Photos and description

The monastery of St. Macarius, also known as Syrup maghar, located near the town of Kyrenia (Girne), was built in the era of the Byzantine Empire, the Coptic (Christian) monks who arrived from Egypt, in honor of Alexandria Martyr Makarios. The temple was built on the edge of spectacular cliffs, directly above the deep gorge.

In XIV-XV centuries during the reign of king John III (Janus) in the relations between Cyprus and Egypt, there was disorder, so the monastery was subordinated to the Armenian Church. After that, he was mainly used as a summer residence for monks and a place of rest for pilgrims on their way to the Holy Land. However, the new owners have slowly sell off belonging to Syrup Magar earth, causing the monastery eventually fell into disrepair. Did not save the temple from ruin, and that in gratitude for the help in the war with the Venetians, the Ottomans, seized power on the island, freed the Armenian Church from paying taxes.

In 1814, the monastery was almost completely destroyed by a major earthquake.
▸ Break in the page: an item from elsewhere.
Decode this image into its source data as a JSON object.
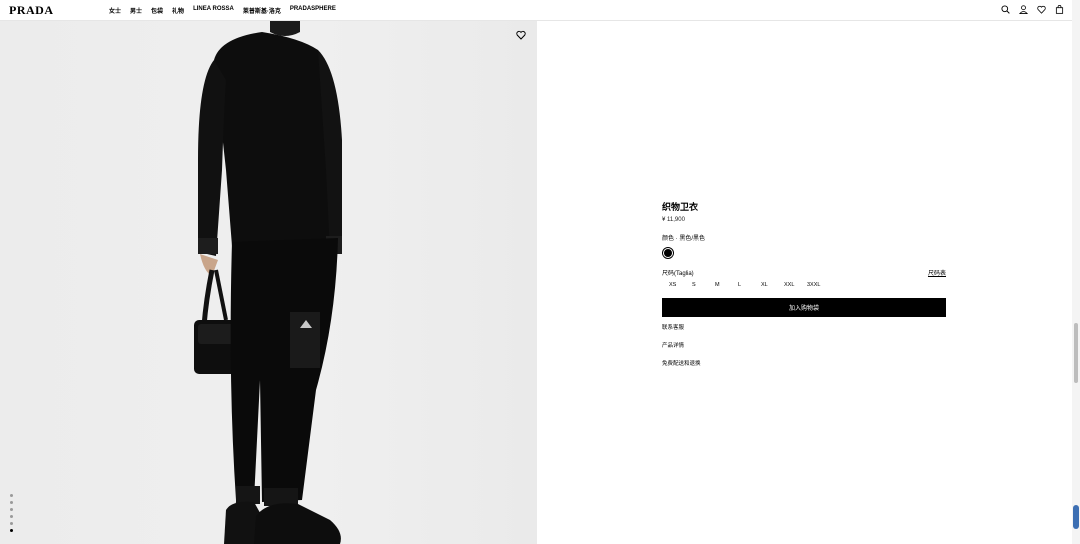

It has been fully restored, but the original building was only a part of the wall on the East side, which stands out thanks to its high Gothic Windows. During the civil war, the monastery of St. Macarius has undergone significant destruction, there was left practically in ruins. Although some walls still preserved drawings and inscriptions in the Armenian language. Now island authorities are making significant efforts to restore it, trying to make it a popular cultural center.